The End of Silence: Slut Walk and the June Movements

In May, a friend of mine invited me to the Facebook event Marcha das Vadias 2013—Porto Alegre (“SlutWalk 2013—Porto Alegre”). The SlutWalk protest marches started in Canada on April 3, 2011, and since have become a worldwide, annual event. In Brazil, the event happened in all the major capital cities: Brasília, Rio de Janeiro, São Paulo, Recife, Belo Horizonte, and so on. The SlutWalk in Porto Alegre was happening while other public demonstrations were beginning across the city. Judging by the dates, I thought it was just a coincidence. A friend of mine even joked about the fact that we had a busy schedule that week; there were a pro-marijuana rally on Saturday, the SlutWalk on Sunday and camping to protest the cutting of trees during the week. It was only in June—when the protests got bigger nationally—that I realized there was no such coincidence.
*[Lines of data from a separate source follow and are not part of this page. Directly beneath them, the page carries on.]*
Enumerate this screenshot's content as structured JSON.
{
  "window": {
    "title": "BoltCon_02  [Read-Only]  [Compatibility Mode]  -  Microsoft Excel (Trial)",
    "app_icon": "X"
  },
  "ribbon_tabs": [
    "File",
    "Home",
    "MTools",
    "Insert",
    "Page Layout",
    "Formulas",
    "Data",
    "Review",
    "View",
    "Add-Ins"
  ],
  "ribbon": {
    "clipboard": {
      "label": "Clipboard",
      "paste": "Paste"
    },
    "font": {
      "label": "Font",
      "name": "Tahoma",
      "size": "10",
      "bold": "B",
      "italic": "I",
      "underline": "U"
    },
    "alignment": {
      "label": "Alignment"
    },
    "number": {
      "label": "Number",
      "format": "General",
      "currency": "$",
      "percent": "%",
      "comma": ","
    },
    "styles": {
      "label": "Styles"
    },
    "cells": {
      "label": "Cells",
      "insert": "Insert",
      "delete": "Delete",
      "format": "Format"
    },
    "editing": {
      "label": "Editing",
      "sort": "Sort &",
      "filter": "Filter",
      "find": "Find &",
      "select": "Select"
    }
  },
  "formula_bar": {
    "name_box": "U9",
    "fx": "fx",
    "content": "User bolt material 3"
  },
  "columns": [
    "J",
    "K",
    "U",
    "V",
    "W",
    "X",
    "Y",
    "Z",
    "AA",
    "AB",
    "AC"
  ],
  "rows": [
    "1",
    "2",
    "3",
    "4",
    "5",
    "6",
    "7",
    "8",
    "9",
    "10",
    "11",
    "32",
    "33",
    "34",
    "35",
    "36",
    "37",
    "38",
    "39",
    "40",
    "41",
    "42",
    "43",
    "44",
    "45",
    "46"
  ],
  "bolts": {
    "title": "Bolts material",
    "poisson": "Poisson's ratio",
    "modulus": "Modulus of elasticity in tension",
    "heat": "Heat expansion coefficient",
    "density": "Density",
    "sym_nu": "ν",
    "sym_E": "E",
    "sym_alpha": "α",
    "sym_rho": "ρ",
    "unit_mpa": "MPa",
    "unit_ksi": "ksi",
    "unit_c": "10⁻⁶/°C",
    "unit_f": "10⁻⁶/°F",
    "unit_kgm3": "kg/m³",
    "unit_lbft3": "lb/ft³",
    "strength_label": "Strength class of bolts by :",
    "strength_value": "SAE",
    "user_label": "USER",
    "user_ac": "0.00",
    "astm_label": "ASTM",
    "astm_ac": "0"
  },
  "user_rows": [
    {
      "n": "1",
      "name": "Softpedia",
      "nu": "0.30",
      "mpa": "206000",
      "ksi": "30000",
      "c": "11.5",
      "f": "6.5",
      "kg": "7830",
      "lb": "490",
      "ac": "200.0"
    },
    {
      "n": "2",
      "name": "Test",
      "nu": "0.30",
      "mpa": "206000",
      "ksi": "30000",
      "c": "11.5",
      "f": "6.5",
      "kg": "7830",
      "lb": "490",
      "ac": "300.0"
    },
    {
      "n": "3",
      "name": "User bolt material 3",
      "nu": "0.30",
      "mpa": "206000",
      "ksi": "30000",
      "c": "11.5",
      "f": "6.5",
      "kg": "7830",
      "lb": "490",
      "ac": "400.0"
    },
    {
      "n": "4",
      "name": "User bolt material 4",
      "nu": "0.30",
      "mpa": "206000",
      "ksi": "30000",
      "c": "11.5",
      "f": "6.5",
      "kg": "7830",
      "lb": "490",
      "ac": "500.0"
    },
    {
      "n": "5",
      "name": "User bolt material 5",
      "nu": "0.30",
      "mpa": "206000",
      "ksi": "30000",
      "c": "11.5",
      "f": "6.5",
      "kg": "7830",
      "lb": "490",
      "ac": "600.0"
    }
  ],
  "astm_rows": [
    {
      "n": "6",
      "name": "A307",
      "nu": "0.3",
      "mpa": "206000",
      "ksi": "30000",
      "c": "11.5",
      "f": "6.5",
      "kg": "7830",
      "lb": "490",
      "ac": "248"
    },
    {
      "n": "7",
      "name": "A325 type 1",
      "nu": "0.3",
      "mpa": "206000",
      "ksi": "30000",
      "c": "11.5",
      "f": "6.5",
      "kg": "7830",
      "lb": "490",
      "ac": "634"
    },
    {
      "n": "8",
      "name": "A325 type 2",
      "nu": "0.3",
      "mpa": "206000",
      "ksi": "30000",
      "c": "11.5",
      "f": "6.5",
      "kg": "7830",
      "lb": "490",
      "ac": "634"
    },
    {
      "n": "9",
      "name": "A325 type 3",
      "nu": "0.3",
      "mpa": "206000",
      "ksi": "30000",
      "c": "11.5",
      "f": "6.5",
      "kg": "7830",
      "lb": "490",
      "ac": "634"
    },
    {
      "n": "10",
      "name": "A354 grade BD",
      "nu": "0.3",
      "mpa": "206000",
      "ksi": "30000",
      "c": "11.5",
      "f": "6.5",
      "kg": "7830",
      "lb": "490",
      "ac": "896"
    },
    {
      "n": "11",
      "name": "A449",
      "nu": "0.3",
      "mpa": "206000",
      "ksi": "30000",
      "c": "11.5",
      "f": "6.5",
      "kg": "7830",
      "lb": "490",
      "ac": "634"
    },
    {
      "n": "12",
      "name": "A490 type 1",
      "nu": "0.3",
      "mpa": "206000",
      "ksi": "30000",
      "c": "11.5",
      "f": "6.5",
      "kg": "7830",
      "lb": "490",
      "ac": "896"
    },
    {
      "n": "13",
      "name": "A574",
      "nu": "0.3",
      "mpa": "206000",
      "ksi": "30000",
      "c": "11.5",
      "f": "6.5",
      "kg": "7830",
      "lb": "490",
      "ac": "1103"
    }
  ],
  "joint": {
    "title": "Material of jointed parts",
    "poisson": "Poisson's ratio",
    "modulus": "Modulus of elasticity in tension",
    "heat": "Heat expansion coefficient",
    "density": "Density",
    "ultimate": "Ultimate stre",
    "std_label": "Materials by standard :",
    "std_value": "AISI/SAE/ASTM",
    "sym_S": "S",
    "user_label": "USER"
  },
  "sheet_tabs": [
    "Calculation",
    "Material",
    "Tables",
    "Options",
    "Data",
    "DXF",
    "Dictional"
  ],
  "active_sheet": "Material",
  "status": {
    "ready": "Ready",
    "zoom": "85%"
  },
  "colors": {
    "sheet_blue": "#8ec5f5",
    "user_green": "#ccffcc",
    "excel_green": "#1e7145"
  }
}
As the protests that were initially about the bus fares grew (along with their agenda), feminists themes reached the surface. Of course, feminism is always a public interest, but common sense dictates otherwise. Feminism is sometimes seen as nagging, as complaints of unhappy and annoying women. And during the protests in July, themes such as abortion, Estatuto do Nascituro (“Statute of the Unborn,” a strong pro-life bill) fit right in with the new complaints. There was no dualism between the “feminist issues” and the “popular issues.” At last, they were the same.

The common denominator in both cases was the secularity of the state. Marco Feliciano (a racist evangelical minister and federal deputy) was chosen as head of the Minority and Human Rights Commission. This same man came to public with a bill project that would allow psychologists and psychiatrists to treat homosexuality as a mental illness. The public nicknamed the bill the “gay cure.” The phrase “Marco Feliciano não me representa” (“Marco Feliciano doesn’t represent me”) hit Facebook all over the country and became a meme. And the SlutWalk and the July movements were both demanding political answers to those questions.

In August, part of public money was used to finance the World Youth Day (a Catholic event) and Pope Francis’s visit to Brazil. The SlutWalk in Rio de Janeiro waited for the beginning of the World Youth Day so they could protest alongside. Of course, by August the protest numbers had come drastically down. However, the bus-fare riots and the SlutWalk still echoed the same complaints.

From a complete system revolution to a revolution in the bus-fare prices, I heard the word revolution so many times. From complaints about better schools to better gender understanding, I read the word education so many times. From jokes in posters (“If the Pope smoked weed . . .”) to actual demands for its legalization, I saw a reference to marijuana in both protests. For this last part I don’t have much of an explanation, but it’s noteworthy.

The SlutWalk theme this year was “End the Silence,” a means to encourage women to denounce rapists. The protesters demanded the end of the oppression caused by the abuse that isn’t talked about. In other words, the protesters wanted to show who was in charge. In the end, all these social manifestations sought that same solution that is just the start of a solution. They say admitting the problem is the first step to fix it. In this year’s social movements, it became clear that the first step to fix the problems was breaking the silence about them.

The SlutWalk was certainly the most celebratory of any march I’d ever seen, with samba drums, “adapted” carnival songs and instruments giving it a carnival street-party atmosphere. And that captures the spirit of the June–August protests. Even though there were complaints, there was joy to break out and let yourself be heard, at least once.